“Today’s masses can be either throngs or the public,” say an introductory book on political science. Throngs are impulsive, prone to ignorantly following others’ stances, and likely to be seized with blind emotions. Meanwhile, the public has an ability to make rational judgments, thereby becoming an independent entity to form a sound public opinion. When it comes to the netizens, the masses of the Internet world, to which category would they belong?

Indiscriminate character assassination and other personal right infringements on the Internet are getting much more prevalent. Not only public figures but also ordinary citizens are helpless against harsh attacks made behind the veil of anonymity.
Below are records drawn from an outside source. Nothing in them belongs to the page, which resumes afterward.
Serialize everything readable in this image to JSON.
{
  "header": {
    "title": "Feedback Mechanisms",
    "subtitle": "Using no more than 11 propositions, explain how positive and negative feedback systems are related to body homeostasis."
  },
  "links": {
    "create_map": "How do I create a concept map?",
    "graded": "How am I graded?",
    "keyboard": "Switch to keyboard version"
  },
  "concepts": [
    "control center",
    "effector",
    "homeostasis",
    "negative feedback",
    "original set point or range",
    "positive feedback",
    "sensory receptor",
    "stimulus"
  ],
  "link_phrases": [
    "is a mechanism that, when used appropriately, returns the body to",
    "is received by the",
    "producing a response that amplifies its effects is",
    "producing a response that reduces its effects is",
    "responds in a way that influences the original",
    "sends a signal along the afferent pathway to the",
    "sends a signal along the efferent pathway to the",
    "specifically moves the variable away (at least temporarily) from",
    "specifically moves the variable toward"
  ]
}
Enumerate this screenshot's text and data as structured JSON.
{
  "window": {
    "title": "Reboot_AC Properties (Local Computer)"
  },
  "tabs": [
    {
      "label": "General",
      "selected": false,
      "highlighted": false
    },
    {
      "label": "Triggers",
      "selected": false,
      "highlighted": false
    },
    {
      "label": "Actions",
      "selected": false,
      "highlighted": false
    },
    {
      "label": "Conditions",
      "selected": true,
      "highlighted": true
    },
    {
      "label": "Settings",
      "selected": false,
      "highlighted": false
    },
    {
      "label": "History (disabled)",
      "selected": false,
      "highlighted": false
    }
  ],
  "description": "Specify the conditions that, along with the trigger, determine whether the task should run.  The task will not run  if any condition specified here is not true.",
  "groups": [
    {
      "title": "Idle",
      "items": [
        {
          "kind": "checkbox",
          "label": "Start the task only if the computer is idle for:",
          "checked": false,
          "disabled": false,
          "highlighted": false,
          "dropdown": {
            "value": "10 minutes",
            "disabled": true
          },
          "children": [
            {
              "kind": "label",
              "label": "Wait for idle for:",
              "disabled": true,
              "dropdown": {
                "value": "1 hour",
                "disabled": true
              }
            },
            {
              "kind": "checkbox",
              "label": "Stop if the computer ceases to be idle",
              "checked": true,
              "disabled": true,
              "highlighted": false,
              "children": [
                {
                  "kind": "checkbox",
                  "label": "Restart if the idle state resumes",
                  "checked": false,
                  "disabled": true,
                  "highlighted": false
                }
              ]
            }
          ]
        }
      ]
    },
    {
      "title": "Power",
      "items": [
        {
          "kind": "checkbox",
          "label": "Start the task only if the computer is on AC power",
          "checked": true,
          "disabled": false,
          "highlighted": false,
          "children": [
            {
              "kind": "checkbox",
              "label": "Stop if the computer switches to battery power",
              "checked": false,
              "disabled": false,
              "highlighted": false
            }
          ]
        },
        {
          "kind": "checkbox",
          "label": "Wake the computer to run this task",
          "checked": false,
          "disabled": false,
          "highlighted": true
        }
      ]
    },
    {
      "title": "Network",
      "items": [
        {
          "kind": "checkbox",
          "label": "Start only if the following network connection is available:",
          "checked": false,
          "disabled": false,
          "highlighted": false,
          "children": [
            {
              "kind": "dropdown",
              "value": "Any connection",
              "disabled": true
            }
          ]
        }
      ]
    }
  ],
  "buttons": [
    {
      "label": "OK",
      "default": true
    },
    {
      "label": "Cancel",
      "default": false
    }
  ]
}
Now netizens have more clout in the political sphere. The official homepages of the ruling Uri Party and the opposition Grand National Party (GNP) are virtually dominated by postings from a handful of “online nerds on the party member bulletin board.” There are reports that the correlation between policy making and “on-the-web public opinion” has become much more obvious by the day.

Referring to the netizens’ one-sided drive to create a public opinion, even the term “NetCarthyism” has emerged, which is a coinage of “netizen” and “McCarthyism.” McCarthyism means the great disturbance over rounding up Communists that swept the United States in the 1950s, when a witch hunt led by Senator McCarthy terrified innocent people. Groundless character assassination by netizens somewhat resembles McCarthyism. Netizens reportedly call punishment on their haters a “pilgrimage,” which seems quite virulent.

A few days ago, Prime Minister Lee Hae-chan announced that he would consider introducing an Internet real-name system, citing, “There should be some classifications between areas where anonymity needs to be ensured and those where a real-name basis is required.” A recent survey conducted by Yahoo! also shows that 79 percent of respondents to the survey are in favor of the Internet real-name system, compared to 20 percent against the system. An introduction of an Internet real-name system would greatly reduce groundless curses and slanders. There are also risks, however, that freedom of expression might be curtailed and that private information could be leaked. This is the result of only a few “internet throngs” making the whole water muddy. Calling this as “sowing what one reaped” would be too frustrating for the sensible “internet public.”

Song Mun-hong, Editorial writer, songmh@donga.com